Work item: Though the entries hold pictures, only their text should be duplicated, exactly and in full.

Given records START

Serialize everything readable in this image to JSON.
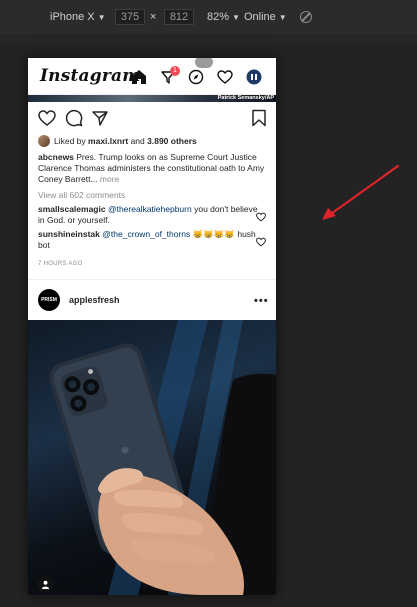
{
  "devtools": {
    "device": "iPhone X",
    "width": "375",
    "times": "×",
    "height": "812",
    "zoom": "82%",
    "network": "Online",
    "caret": "▼"
  },
  "header": {
    "logo": "Instagram",
    "notification_count": "1"
  },
  "photo_credit": "Patrick Semansky/AP",
  "post": {
    "liked_by_prefix": "Liked by ",
    "liked_by_user": "maxi.lxnrt",
    "liked_by_and": " and ",
    "liked_by_count": "3.890 others",
    "caption_user": "abcnews",
    "caption_text": " Pres. Trump looks on as Supreme Court Justice Clarence Thomas administers the constitutional oath to Amy Coney Barrett... ",
    "caption_more": "more",
    "view_all": "View all 602 comments",
    "comments": [
      {
        "user": "smallscalemagic",
        "mention": "@therealkatiehepburn",
        "text": " you don't believe in God. or yourself."
      },
      {
        "user": "sunshineinstak",
        "mention": "@the_crown_of_thorns",
        "text": " 😸😸😸😸 hush bot"
      }
    ],
    "timestamp": "7 HOURS AGO"
  },
  "next_post": {
    "avatar_text": "PRISM",
    "username": "applesfresh",
    "more": "•••"
  },
  "colors": {
    "accent": "#ed4956",
    "link": "#00376b",
    "annotation": "#e0242b"
  }
}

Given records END

Output for this task:
Serialize everything readable in this image to JSON.
{
  "devtools": {
    "device": "iPhone X",
    "width": "375",
    "times": "×",
    "height": "812",
    "zoom": "82%",
    "network": "Online",
    "caret": "▼"
  },
  "header": {
    "logo": "Instagram",
    "notification_count": "1"
  },
  "photo_credit": "Patrick Semansky/AP",
  "post": {
    "liked_by_prefix": "Liked by ",
    "liked_by_user": "maxi.lxnrt",
    "liked_by_and": " and ",
    "liked_by_count": "3.890 others",
    "caption_user": "abcnews",
    "caption_text": " Pres. Trump looks on as Supreme Court Justice Clarence Thomas administers the constitutional oath to Amy Coney Barrett... ",
    "caption_more": "more",
    "view_all": "View all 602 comments",
    "comments": [
      {
        "user": "smallscalemagic",
        "mention": "@therealkatiehepburn",
        "text": " you don't believe in God. or yourself."
      },
      {
        "user": "sunshineinstak",
        "mention": "@the_crown_of_thorns",
        "text": " 😸😸😸😸 hush bot"
      }
    ],
    "timestamp": "7 HOURS AGO"
  },
  "next_post": {
    "avatar_text": "PRISM",
    "username": "applesfresh",
    "more": "•••"
  },
  "colors": {
    "accent": "#ed4956",
    "link": "#00376b",
    "annotation": "#e0242b"
  }
}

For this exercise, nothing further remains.